(Data extracted from a collection)
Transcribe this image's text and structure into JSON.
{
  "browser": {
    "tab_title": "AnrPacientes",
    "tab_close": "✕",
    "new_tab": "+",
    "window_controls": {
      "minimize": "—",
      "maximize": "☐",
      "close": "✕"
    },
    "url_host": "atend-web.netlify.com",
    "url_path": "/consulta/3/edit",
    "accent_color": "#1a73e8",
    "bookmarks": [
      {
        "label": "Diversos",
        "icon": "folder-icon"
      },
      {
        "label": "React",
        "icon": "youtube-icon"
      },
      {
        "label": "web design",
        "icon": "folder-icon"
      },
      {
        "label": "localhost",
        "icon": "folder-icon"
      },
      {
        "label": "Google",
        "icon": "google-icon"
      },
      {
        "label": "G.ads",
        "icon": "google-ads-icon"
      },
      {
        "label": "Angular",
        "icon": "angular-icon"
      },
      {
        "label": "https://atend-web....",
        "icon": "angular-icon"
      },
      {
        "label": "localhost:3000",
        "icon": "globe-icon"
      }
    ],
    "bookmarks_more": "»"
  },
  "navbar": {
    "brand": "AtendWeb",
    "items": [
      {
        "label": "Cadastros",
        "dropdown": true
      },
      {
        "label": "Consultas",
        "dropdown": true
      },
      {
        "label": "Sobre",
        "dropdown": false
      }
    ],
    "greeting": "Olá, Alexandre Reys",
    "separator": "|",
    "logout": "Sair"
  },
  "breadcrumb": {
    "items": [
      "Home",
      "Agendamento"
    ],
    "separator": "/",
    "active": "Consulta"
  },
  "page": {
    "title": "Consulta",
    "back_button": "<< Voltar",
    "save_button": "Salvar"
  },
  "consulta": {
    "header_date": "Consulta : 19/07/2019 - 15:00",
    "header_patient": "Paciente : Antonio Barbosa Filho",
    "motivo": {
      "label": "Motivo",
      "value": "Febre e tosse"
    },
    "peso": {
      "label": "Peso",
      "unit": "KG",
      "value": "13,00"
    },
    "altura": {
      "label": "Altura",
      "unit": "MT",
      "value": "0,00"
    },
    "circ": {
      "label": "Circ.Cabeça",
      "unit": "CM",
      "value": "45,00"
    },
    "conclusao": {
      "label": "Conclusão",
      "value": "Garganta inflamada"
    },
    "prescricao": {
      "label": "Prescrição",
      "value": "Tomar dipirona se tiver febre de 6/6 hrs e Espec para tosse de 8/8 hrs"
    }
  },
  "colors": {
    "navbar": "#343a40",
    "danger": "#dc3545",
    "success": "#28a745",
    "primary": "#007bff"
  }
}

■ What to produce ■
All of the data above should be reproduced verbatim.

■ Response to the task ■
Transcribe this image's text and structure into JSON.
{
  "browser": {
    "tab_title": "AnrPacientes",
    "tab_close": "✕",
    "new_tab": "+",
    "window_controls": {
      "minimize": "—",
      "maximize": "☐",
      "close": "✕"
    },
    "url_host": "atend-web.netlify.com",
    "url_path": "/consulta/3/edit",
    "accent_color": "#1a73e8",
    "bookmarks": [
      {
        "label": "Diversos",
        "icon": "folder-icon"
      },
      {
        "label": "React",
        "icon": "youtube-icon"
      },
      {
        "label": "web design",
        "icon": "folder-icon"
      },
      {
        "label": "localhost",
        "icon": "folder-icon"
      },
      {
        "label": "Google",
        "icon": "google-icon"
      },
      {
        "label": "G.ads",
        "icon": "google-ads-icon"
      },
      {
        "label": "Angular",
        "icon": "angular-icon"
      },
      {
        "label": "https://atend-web....",
        "icon": "angular-icon"
      },
      {
        "label": "localhost:3000",
        "icon": "globe-icon"
      }
    ],
    "bookmarks_more": "»"
  },
  "navbar": {
    "brand": "AtendWeb",
    "items": [
      {
        "label": "Cadastros",
        "dropdown": true
      },
      {
        "label": "Consultas",
        "dropdown": true
      },
      {
        "label": "Sobre",
        "dropdown": false
      }
    ],
    "greeting": "Olá, Alexandre Reys",
    "separator": "|",
    "logout": "Sair"
  },
  "breadcrumb": {
    "items": [
      "Home",
      "Agendamento"
    ],
    "separator": "/",
    "active": "Consulta"
  },
  "page": {
    "title": "Consulta",
    "back_button": "<< Voltar",
    "save_button": "Salvar"
  },
  "consulta": {
    "header_date": "Consulta : 19/07/2019 - 15:00",
    "header_patient": "Paciente : Antonio Barbosa Filho",
    "motivo": {
      "label": "Motivo",
      "value": "Febre e tosse"
    },
    "peso": {
      "label": "Peso",
      "unit": "KG",
      "value": "13,00"
    },
    "altura": {
      "label": "Altura",
      "unit": "MT",
      "value": "0,00"
    },
    "circ": {
      "label": "Circ.Cabeça",
      "unit": "CM",
      "value": "45,00"
    },
    "conclusao": {
      "label": "Conclusão",
      "value": "Garganta inflamada"
    },
    "prescricao": {
      "label": "Prescrição",
      "value": "Tomar dipirona se tiver febre de 6/6 hrs e Espec para tosse de 8/8 hrs"
    }
  },
  "colors": {
    "navbar": "#343a40",
    "danger": "#dc3545",
    "success": "#28a745",
    "primary": "#007bff"
  }
}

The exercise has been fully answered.